* **LISTED ENTRIES**

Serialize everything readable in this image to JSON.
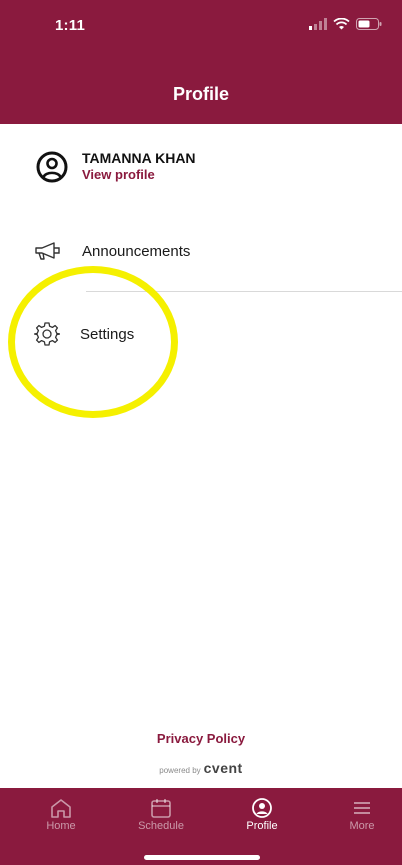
{
  "status_bar": {
    "time": "1:11"
  },
  "header": {
    "title": "Profile"
  },
  "profile": {
    "name": "TAMANNA KHAN",
    "link": "View profile"
  },
  "menu": {
    "items": [
      {
        "label": "Announcements",
        "icon": "megaphone-icon"
      },
      {
        "label": "Settings",
        "icon": "gear-icon"
      }
    ]
  },
  "footer": {
    "privacy": "Privacy Policy",
    "powered_by": "powered by",
    "brand": "cvent"
  },
  "tabs": [
    {
      "label": "Home",
      "icon": "home-icon"
    },
    {
      "label": "Schedule",
      "icon": "calendar-icon"
    },
    {
      "label": "Profile",
      "icon": "profile-icon",
      "active": true
    },
    {
      "label": "More",
      "icon": "menu-icon"
    }
  ],
  "colors": {
    "brand": "#8a1a3e",
    "highlight": "#f5f000"
  }
}
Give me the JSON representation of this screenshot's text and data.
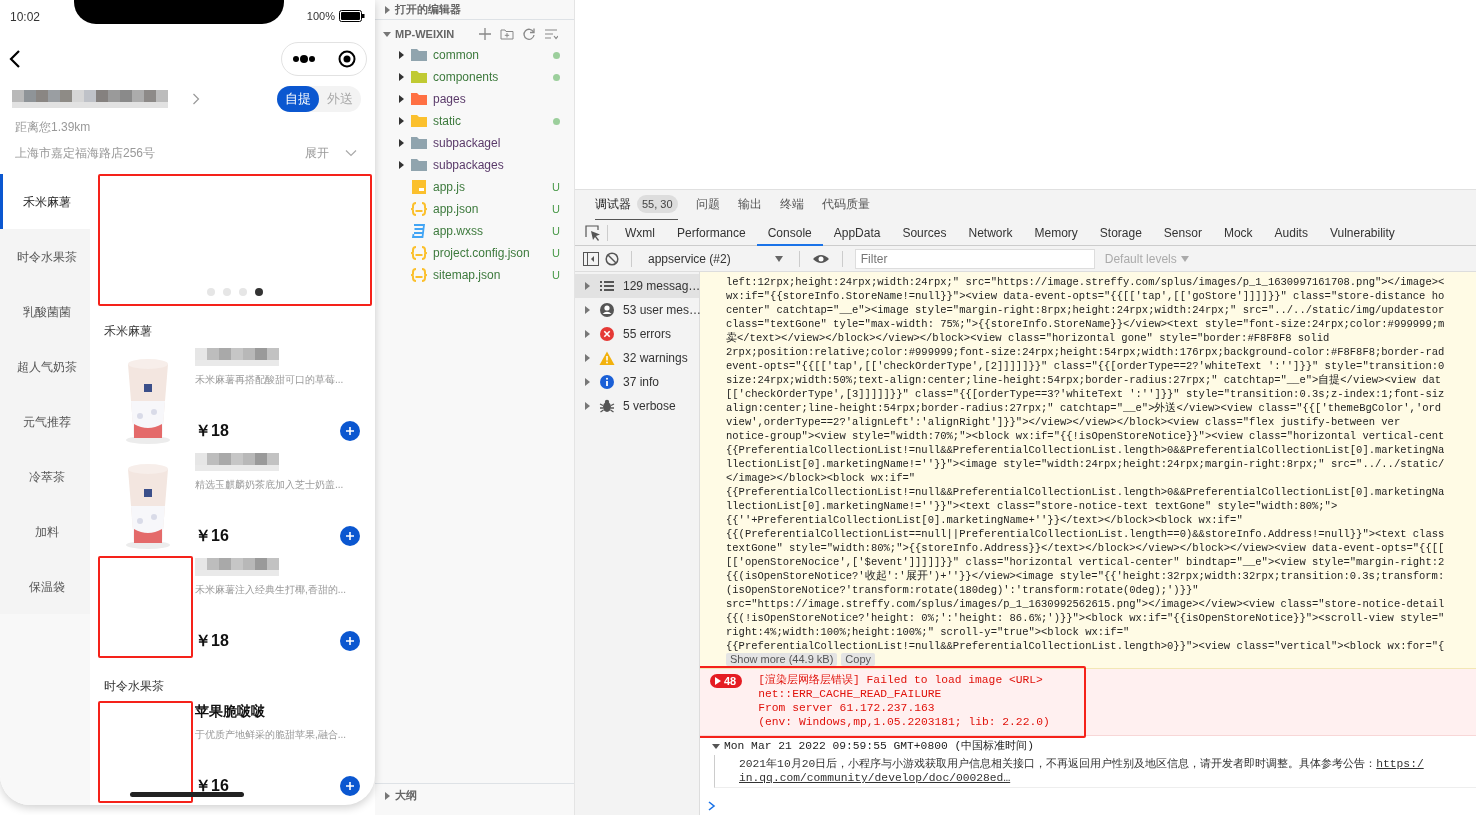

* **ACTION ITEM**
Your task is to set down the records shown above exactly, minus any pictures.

* **EXERCISE SOLUTION**
Serialize everything readable in this image to JSON.
{
  "status_bar": {
    "time": "1:11"
  },
  "header": {
    "title": "Profile"
  },
  "profile": {
    "name": "TAMANNA KHAN",
    "link": "View profile"
  },
  "menu": {
    "items": [
      {
        "label": "Announcements",
        "icon": "megaphone-icon"
      },
      {
        "label": "Settings",
        "icon": "gear-icon"
      }
    ]
  },
  "footer": {
    "privacy": "Privacy Policy",
    "powered_by": "powered by",
    "brand": "cvent"
  },
  "tabs": [
    {
      "label": "Home",
      "icon": "home-icon"
    },
    {
      "label": "Schedule",
      "icon": "calendar-icon"
    },
    {
      "label": "Profile",
      "icon": "profile-icon",
      "active": true
    },
    {
      "label": "More",
      "icon": "menu-icon"
    }
  ],
  "colors": {
    "brand": "#8a1a3e",
    "highlight": "#f5f000"
  }
}
Give me the JSON representation of this screenshot's text and data.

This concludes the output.